What is in this article?:
- Pecan orchard carries storied history
- Nut analysis
- Pecan producers are looking toward harvest time. They are also looking forward to a good per-pound price for their product again this year, although yields are likely to be smaller due to the drought. Some of New Mexico's oldest pecan trees are found at an old orchard on the New Mexico State University campus.
With night-time temperatures occasionally dropping below freezing in the Mesilla Valley, area pecan producers are looking toward harvest time. They are also looking forward to a good per-pound price for their product again this year, although yields are likely to be smaller due to the drought.
Some of the oldest pecan trees in the valley can be found on the campus of New Mexico State University, according to Richard Heerema, NMSU Extension pecan specialist. Research on pecan varieties has been conducted at the university for nearly a century.
Earlier this month, Heerema was walking through the old pecan orchard at the university's Fabian Garcia Science Center west of the Las Cruces campus, noting the differences among the trees and sampling the occasional nut. The orchard covers approximately four acres on the west side of the research center. He and many of his fellow faculty members believe this orchard's first pecan trees were planted by the legendary Fabian Garcia, the first director of the university's Agricultural Experiment Station, who is best known today for his pioneering work in chile pepper development.
Heerema says that based on trunk girth, some of the orchard's approximately 120 pecan trees certainly appear old enough to have been part of that original planting.
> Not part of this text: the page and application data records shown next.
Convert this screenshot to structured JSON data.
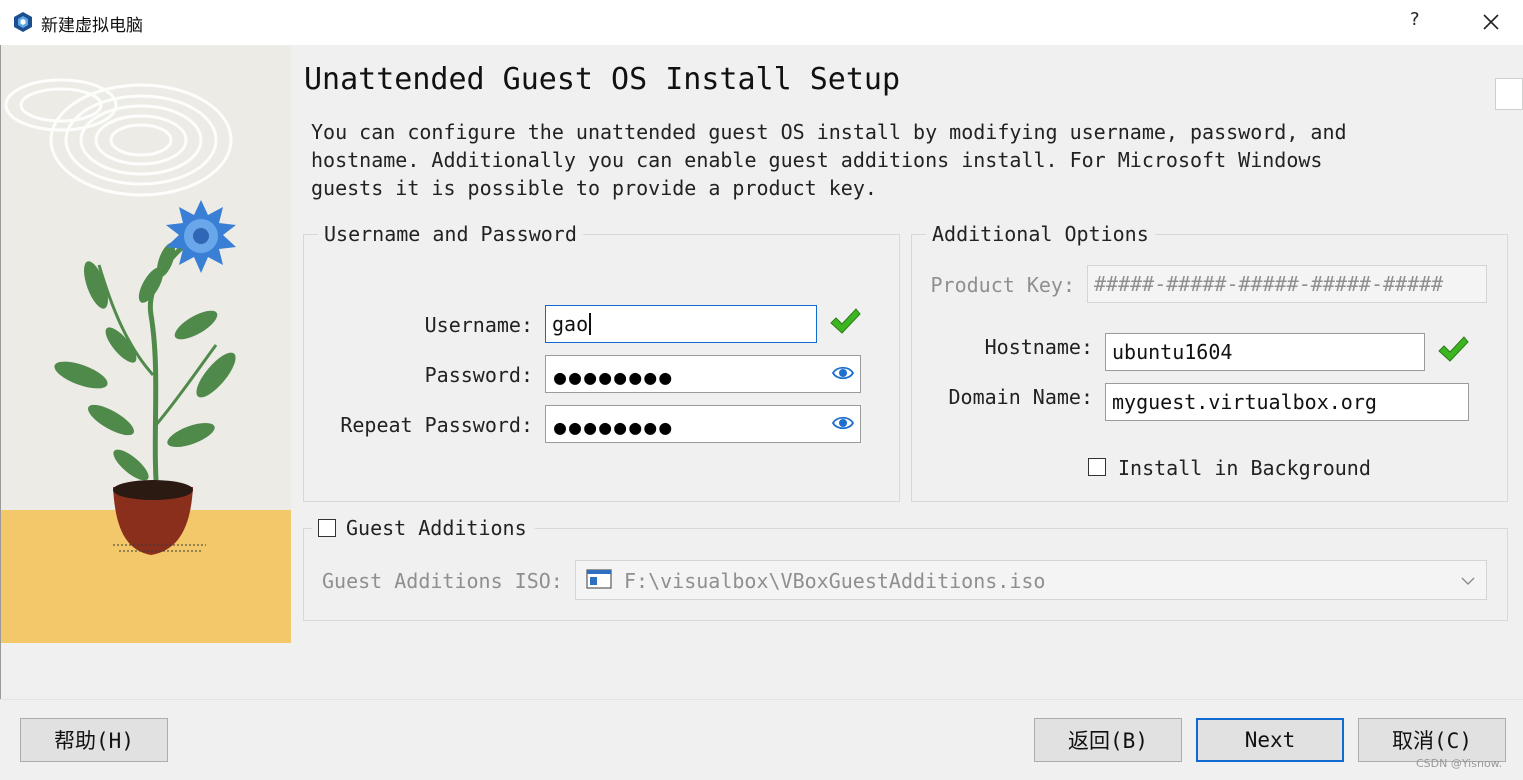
{
  "window": {
    "title": "新建虚拟电脑",
    "help_glyph": "?",
    "icons": [
      "virtualbox-app-icon",
      "close-icon"
    ]
  },
  "page": {
    "title": "Unattended Guest OS Install Setup",
    "description": "You can configure the unattended guest OS install by modifying username, password, and hostname. Additionally you can enable guest additions install. For Microsoft Windows guests it is possible to provide a product key."
  },
  "credentials": {
    "legend": "Username and Password",
    "username_label": "Username:",
    "username_value": "gao",
    "password_label": "Password:",
    "password_mask": "●●●●●●●●",
    "repeat_label": "Repeat Password:",
    "repeat_mask": "●●●●●●●●"
  },
  "options": {
    "legend": "Additional Options",
    "product_key_label": "Product Key:",
    "product_key_placeholder": "#####-#####-#####-#####-#####",
    "hostname_label": "Hostname:",
    "hostname_value": "ubuntu1604",
    "domain_label": "Domain Name:",
    "domain_value": "myguest.virtualbox.org",
    "install_bg_label": "Install in Background",
    "install_bg_checked": false
  },
  "guest_additions": {
    "legend": "Guest Additions",
    "checked": false,
    "iso_label": "Guest Additions ISO:",
    "iso_value": "F:\\visualbox\\VBoxGuestAdditions.iso"
  },
  "footer": {
    "help_label": "帮助(H)",
    "back_label": "返回(B)",
    "next_label": "Next",
    "cancel_label": "取消(C)"
  },
  "colors": {
    "accent": "#0f6bd0",
    "check_green": "#3cb521",
    "sidebar_floor": "#f2c86a",
    "flower_blue": "#3a7fd6",
    "leaf_green": "#4f8a4a",
    "pot_red": "#8b2f1d"
  },
  "watermark": "CSDN @Yisnow."
}
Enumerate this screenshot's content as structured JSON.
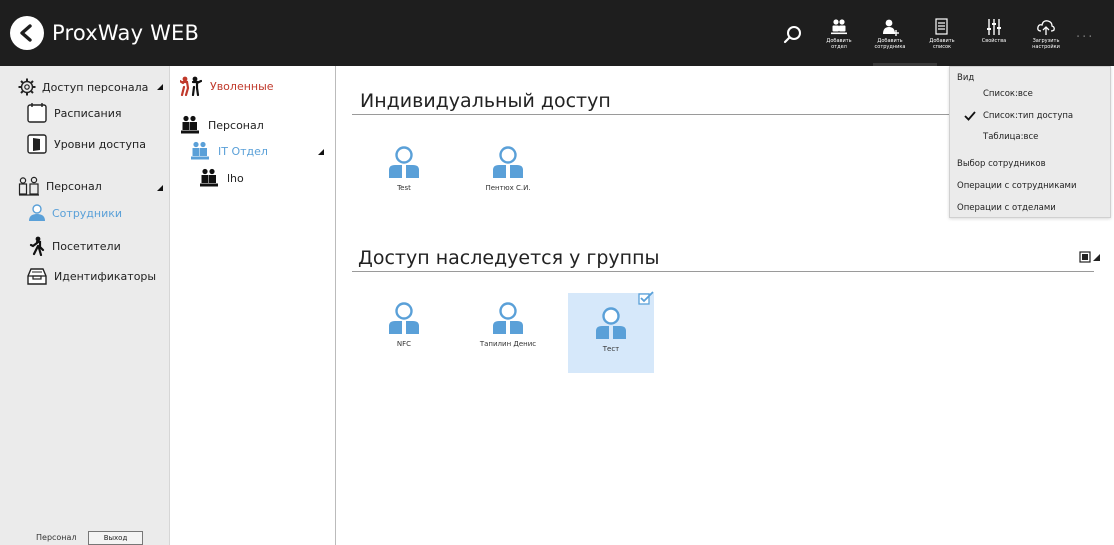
{
  "app": {
    "title": "ProxWay WEB"
  },
  "toolbar": {
    "buttons": [
      {
        "label": "Добавить\nотдел",
        "icon": "add-department-icon"
      },
      {
        "label": "Добавить\nсотрудника",
        "icon": "add-employee-icon"
      },
      {
        "label": "Добавить\nсписок",
        "icon": "add-list-icon"
      },
      {
        "label": "Свойства",
        "icon": "properties-icon"
      },
      {
        "label": "Загрузить\nнастройки",
        "icon": "upload-cloud-icon"
      }
    ],
    "more": "..."
  },
  "nav": {
    "items": [
      {
        "label": "Доступ персонала",
        "icon": "gear-icon",
        "expandable": true
      },
      {
        "label": "Расписания",
        "icon": "calendar-icon"
      },
      {
        "label": "Уровни доступа",
        "icon": "door-icon"
      },
      {
        "label": "Персонал",
        "icon": "staff-icon",
        "expandable": true
      },
      {
        "label": "Сотрудники",
        "icon": "employee-icon",
        "active": true
      },
      {
        "label": "Посетители",
        "icon": "visitor-icon"
      },
      {
        "label": "Идентификаторы",
        "icon": "id-tray-icon"
      }
    ],
    "footer": {
      "label": "Персонал",
      "exit": "Выход"
    }
  },
  "tree": {
    "items": [
      {
        "label": "Уволенные",
        "color": "#c0392b"
      },
      {
        "label": "Персонал",
        "color": "#222222"
      },
      {
        "label": "IT Отдел",
        "color": "#5aa0d8"
      },
      {
        "label": "lho",
        "color": "#222222"
      }
    ]
  },
  "main": {
    "individual": {
      "title": "Индивидуальный доступ",
      "people": [
        {
          "name": "Test"
        },
        {
          "name": "Пентюх С.И."
        }
      ]
    },
    "group": {
      "title": "Доступ наследуется у группы",
      "people": [
        {
          "name": "NFC"
        },
        {
          "name": "Тапилин Денис"
        },
        {
          "name": "Тест",
          "selected": true
        }
      ]
    }
  },
  "view_menu": {
    "header": "Вид",
    "items": [
      {
        "label": "Список:все",
        "checked": false
      },
      {
        "label": "Список:тип доступа",
        "checked": true
      },
      {
        "label": "Таблица:все",
        "checked": false
      },
      {
        "label": "Выбор сотрудников"
      },
      {
        "label": "Операции с сотрудниками"
      },
      {
        "label": "Операции с отделами"
      }
    ]
  },
  "colors": {
    "accent": "#5aa0d8",
    "topbar": "#1e1e1e",
    "nav_bg": "#ebebeb",
    "selected_bg": "#d6e8fa",
    "fired": "#c0392b"
  }
}
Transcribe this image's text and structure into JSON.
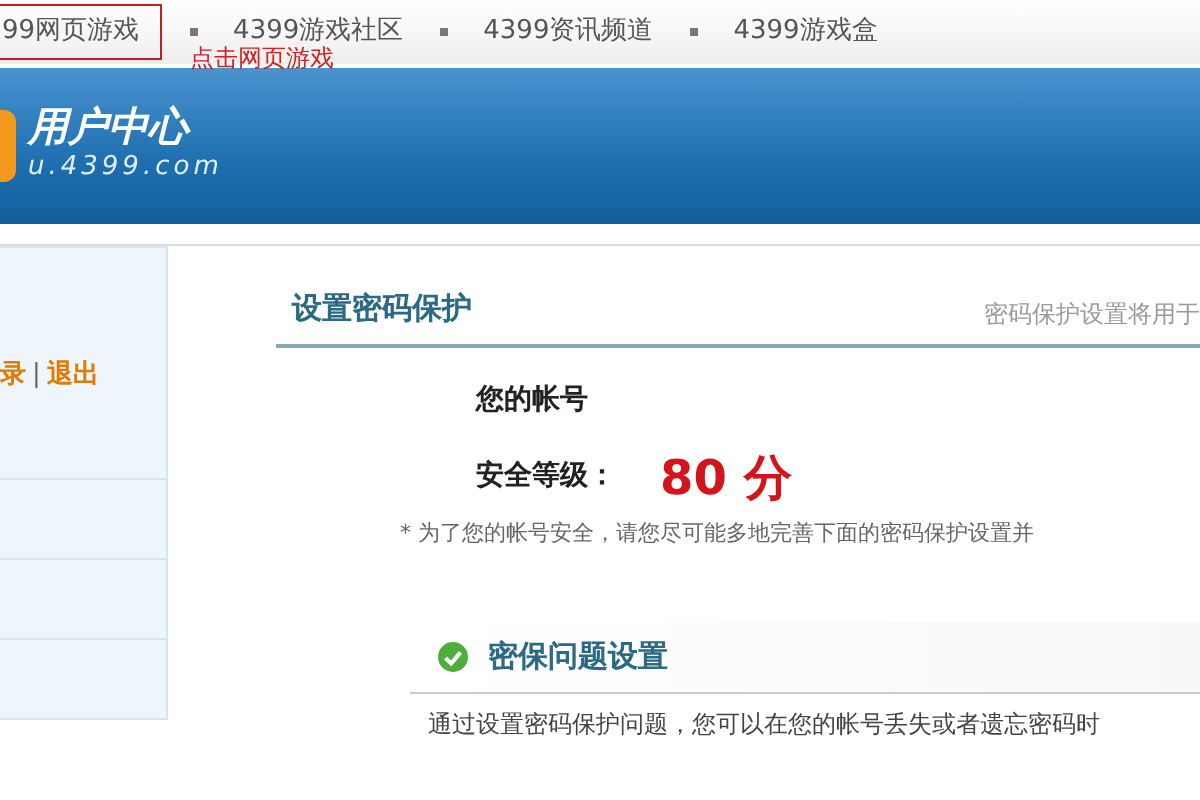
{
  "top_links": [
    {
      "label": "99网页游戏",
      "selected": true
    },
    {
      "label": "4399游戏社区",
      "selected": false
    },
    {
      "label": "4399资讯频道",
      "selected": false
    },
    {
      "label": "4399游戏盒",
      "selected": false
    }
  ],
  "annotation": "点击网页游戏",
  "banner": {
    "title": "用户中心",
    "domain": "u.4399.com"
  },
  "sidebar": {
    "links": [
      "录",
      "退出"
    ],
    "separator": "|"
  },
  "panel": {
    "title": "设置密码保护",
    "hint": "密码保护设置将用于",
    "account_label": "您的帐号",
    "level_label": "安全等级：",
    "score": "80 分",
    "note": "* 为了您的帐号安全，请您尽可能多地完善下面的密码保护设置并",
    "section": {
      "title": "密保问题设置",
      "done": true,
      "description": "通过设置密码保护问题，您可以在您的帐号丢失或者遗忘密码时"
    }
  }
}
In the 1925 Agricultural Experiment Station Bulletin 145, "Preliminary Pecan Experiments," Garcia and co-author A.B. Fite refer back to the March 1916 planting of pecan trees "on the Horticultural Farm where an old peach orchard had been removed." Two or three trees were planted of 17 different varieties obtained from Texas and Indiana, with the idea of testing their adaptability to New Mexico growing conditions.
This "College Experimental orchard," as they termed it, was populated with the following varieties: "Stuart, Money-maker, Schley, Colorado, Pabst, Frotscher, San Saba, Van Deman, Venus, Texas Prolific (Sovereign), Success, Indiana, Busseron, Niblack, Green River, Warrick, and Kentucky."
A few of the oldest-looking trees in the orchard today still have rusting metal tags identifying them as belonging to some of those varieties: ROW 7 TREE 6, KENTUCKY; ROW 1 TREE 4, STUART; ROW 4 TREE 2, VAN DEMAN.
It is unlikely that all of the varieties mentioned by Garcia and Fite are currently represented in this orchard. There are also whole rows of smaller trees that clearly could not have been part of the original experimental orchard set.
"There's a good deal of variation from tree to tree in this block," says Heerema, standing under one of the older trees. "There's a lot of variation in bark texture, for instance. This one has a very shaggy-textured bark, whereas others have a much smoother bark. You'll also see a good deal of variation in the shape of the pecan nuts, the ripening date, the flavor, the growth pattern or the structure of the tree, a lot of variation in this orchard block."